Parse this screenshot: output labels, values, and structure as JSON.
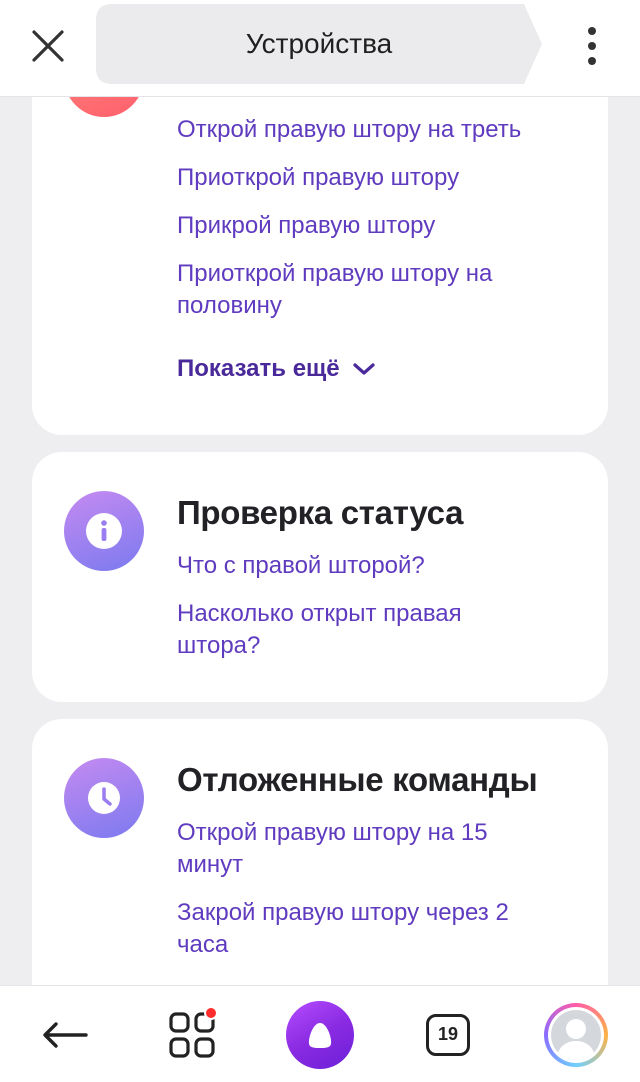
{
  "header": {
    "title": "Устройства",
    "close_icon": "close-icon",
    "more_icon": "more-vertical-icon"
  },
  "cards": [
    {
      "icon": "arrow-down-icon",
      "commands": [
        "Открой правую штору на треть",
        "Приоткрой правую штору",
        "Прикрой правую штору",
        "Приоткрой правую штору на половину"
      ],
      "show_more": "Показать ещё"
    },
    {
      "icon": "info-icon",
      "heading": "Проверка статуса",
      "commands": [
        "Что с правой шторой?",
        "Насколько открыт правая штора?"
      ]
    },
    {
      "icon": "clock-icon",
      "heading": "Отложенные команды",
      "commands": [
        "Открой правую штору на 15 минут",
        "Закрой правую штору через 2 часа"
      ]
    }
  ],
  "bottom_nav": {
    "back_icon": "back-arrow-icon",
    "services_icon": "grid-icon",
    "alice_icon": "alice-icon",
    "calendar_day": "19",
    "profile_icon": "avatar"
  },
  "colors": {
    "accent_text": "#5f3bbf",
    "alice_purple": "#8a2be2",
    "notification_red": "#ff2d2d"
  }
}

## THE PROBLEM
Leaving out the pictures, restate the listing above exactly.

## YOUR RESPONSE
Parse this screenshot: output labels, values, and structure as JSON.
{
  "header": {
    "title": "Устройства",
    "close_icon": "close-icon",
    "more_icon": "more-vertical-icon"
  },
  "cards": [
    {
      "icon": "arrow-down-icon",
      "commands": [
        "Открой правую штору на треть",
        "Приоткрой правую штору",
        "Прикрой правую штору",
        "Приоткрой правую штору на половину"
      ],
      "show_more": "Показать ещё"
    },
    {
      "icon": "info-icon",
      "heading": "Проверка статуса",
      "commands": [
        "Что с правой шторой?",
        "Насколько открыт правая штора?"
      ]
    },
    {
      "icon": "clock-icon",
      "heading": "Отложенные команды",
      "commands": [
        "Открой правую штору на 15 минут",
        "Закрой правую штору через 2 часа"
      ]
    }
  ],
  "bottom_nav": {
    "back_icon": "back-arrow-icon",
    "services_icon": "grid-icon",
    "alice_icon": "alice-icon",
    "calendar_day": "19",
    "profile_icon": "avatar"
  },
  "colors": {
    "accent_text": "#5f3bbf",
    "alice_purple": "#8a2be2",
    "notification_red": "#ff2d2d"
  }
}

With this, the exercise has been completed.